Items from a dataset
= = = = = = =

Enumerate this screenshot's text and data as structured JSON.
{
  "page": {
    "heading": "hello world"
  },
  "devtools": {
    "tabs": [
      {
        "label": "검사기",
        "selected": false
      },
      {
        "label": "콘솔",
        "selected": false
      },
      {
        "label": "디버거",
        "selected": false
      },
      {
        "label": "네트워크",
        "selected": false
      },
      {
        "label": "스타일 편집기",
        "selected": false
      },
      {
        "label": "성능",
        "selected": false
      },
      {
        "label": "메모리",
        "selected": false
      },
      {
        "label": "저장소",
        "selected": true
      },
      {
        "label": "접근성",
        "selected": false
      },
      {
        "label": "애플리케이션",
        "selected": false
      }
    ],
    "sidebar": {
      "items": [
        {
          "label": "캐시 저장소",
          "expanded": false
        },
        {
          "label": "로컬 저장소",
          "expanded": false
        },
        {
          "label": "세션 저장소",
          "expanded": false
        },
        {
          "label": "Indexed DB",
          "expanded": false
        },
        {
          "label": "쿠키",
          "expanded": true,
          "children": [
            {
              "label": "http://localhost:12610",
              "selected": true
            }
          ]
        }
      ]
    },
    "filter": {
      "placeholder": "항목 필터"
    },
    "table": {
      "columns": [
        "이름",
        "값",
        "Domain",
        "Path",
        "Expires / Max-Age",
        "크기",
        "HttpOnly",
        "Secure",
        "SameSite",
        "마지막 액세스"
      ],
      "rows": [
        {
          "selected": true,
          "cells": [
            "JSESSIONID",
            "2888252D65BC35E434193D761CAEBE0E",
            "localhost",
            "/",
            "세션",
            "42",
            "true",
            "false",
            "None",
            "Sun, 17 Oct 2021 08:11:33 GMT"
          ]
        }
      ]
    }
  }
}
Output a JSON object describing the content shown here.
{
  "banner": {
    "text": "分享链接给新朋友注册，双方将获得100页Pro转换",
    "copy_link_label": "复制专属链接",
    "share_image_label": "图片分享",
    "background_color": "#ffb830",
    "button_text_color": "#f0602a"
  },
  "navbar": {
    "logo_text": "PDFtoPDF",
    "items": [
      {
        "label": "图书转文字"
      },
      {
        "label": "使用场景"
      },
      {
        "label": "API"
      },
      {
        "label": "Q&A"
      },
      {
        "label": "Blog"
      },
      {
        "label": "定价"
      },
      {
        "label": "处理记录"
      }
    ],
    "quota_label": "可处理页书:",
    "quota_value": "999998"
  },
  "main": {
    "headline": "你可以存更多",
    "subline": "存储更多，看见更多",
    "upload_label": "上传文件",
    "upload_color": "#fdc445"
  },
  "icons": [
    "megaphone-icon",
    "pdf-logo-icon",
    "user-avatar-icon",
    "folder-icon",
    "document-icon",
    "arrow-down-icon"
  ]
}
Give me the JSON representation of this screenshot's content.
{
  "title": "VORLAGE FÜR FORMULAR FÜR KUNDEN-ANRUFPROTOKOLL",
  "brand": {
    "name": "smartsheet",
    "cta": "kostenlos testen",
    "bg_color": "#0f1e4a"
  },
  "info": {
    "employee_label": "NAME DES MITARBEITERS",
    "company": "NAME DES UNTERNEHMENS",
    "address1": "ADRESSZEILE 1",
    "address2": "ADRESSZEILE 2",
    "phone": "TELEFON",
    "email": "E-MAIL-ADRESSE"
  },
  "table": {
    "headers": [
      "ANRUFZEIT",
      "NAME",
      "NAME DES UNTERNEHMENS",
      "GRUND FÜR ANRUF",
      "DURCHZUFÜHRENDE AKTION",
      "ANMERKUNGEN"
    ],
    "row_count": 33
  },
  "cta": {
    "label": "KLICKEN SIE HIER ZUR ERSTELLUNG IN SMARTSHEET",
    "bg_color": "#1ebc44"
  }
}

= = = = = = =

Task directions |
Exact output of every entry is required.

Output of the exercise |
Enumerate this screenshot's text and data as structured JSON.
{
  "page": {
    "heading": "hello world"
  },
  "devtools": {
    "tabs": [
      {
        "label": "검사기",
        "selected": false
      },
      {
        "label": "콘솔",
        "selected": false
      },
      {
        "label": "디버거",
        "selected": false
      },
      {
        "label": "네트워크",
        "selected": false
      },
      {
        "label": "스타일 편집기",
        "selected": false
      },
      {
        "label": "성능",
        "selected": false
      },
      {
        "label": "메모리",
        "selected": false
      },
      {
        "label": "저장소",
        "selected": true
      },
      {
        "label": "접근성",
        "selected": false
      },
      {
        "label": "애플리케이션",
        "selected": false
      }
    ],
    "sidebar": {
      "items": [
        {
          "label": "캐시 저장소",
          "expanded": false
        },
        {
          "label": "로컬 저장소",
          "expanded": false
        },
        {
          "label": "세션 저장소",
          "expanded": false
        },
        {
          "label": "Indexed DB",
          "expanded": false
        },
        {
          "label": "쿠키",
          "expanded": true,
          "children": [
            {
              "label": "http://localhost:12610",
              "selected": true
            }
          ]
        }
      ]
    },
    "filter": {
      "placeholder": "항목 필터"
    },
    "table": {
      "columns": [
        "이름",
        "값",
        "Domain",
        "Path",
        "Expires / Max-Age",
        "크기",
        "HttpOnly",
        "Secure",
        "SameSite",
        "마지막 액세스"
      ],
      "rows": [
        {
          "selected": true,
          "cells": [
            "JSESSIONID",
            "2888252D65BC35E434193D761CAEBE0E",
            "localhost",
            "/",
            "세션",
            "42",
            "true",
            "false",
            "None",
            "Sun, 17 Oct 2021 08:11:33 GMT"
          ]
        }
      ]
    }
  }
}
Output a JSON object describing the content shown here.
{
  "banner": {
    "text": "分享链接给新朋友注册，双方将获得100页Pro转换",
    "copy_link_label": "复制专属链接",
    "share_image_label": "图片分享",
    "background_color": "#ffb830",
    "button_text_color": "#f0602a"
  },
  "navbar": {
    "logo_text": "PDFtoPDF",
    "items": [
      {
        "label": "图书转文字"
      },
      {
        "label": "使用场景"
      },
      {
        "label": "API"
      },
      {
        "label": "Q&A"
      },
      {
        "label": "Blog"
      },
      {
        "label": "定价"
      },
      {
        "label": "处理记录"
      }
    ],
    "quota_label": "可处理页书:",
    "quota_value": "999998"
  },
  "main": {
    "headline": "你可以存更多",
    "subline": "存储更多，看见更多",
    "upload_label": "上传文件",
    "upload_color": "#fdc445"
  },
  "icons": [
    "megaphone-icon",
    "pdf-logo-icon",
    "user-avatar-icon",
    "folder-icon",
    "document-icon",
    "arrow-down-icon"
  ]
}
Give me the JSON representation of this screenshot's content.
{
  "title": "VORLAGE FÜR FORMULAR FÜR KUNDEN-ANRUFPROTOKOLL",
  "brand": {
    "name": "smartsheet",
    "cta": "kostenlos testen",
    "bg_color": "#0f1e4a"
  },
  "info": {
    "employee_label": "NAME DES MITARBEITERS",
    "company": "NAME DES UNTERNEHMENS",
    "address1": "ADRESSZEILE 1",
    "address2": "ADRESSZEILE 2",
    "phone": "TELEFON",
    "email": "E-MAIL-ADRESSE"
  },
  "table": {
    "headers": [
      "ANRUFZEIT",
      "NAME",
      "NAME DES UNTERNEHMENS",
      "GRUND FÜR ANRUF",
      "DURCHZUFÜHRENDE AKTION",
      "ANMERKUNGEN"
    ],
    "row_count": 33
  },
  "cta": {
    "label": "KLICKEN SIE HIER ZUR ERSTELLUNG IN SMARTSHEET",
    "bg_color": "#1ebc44"
  }
}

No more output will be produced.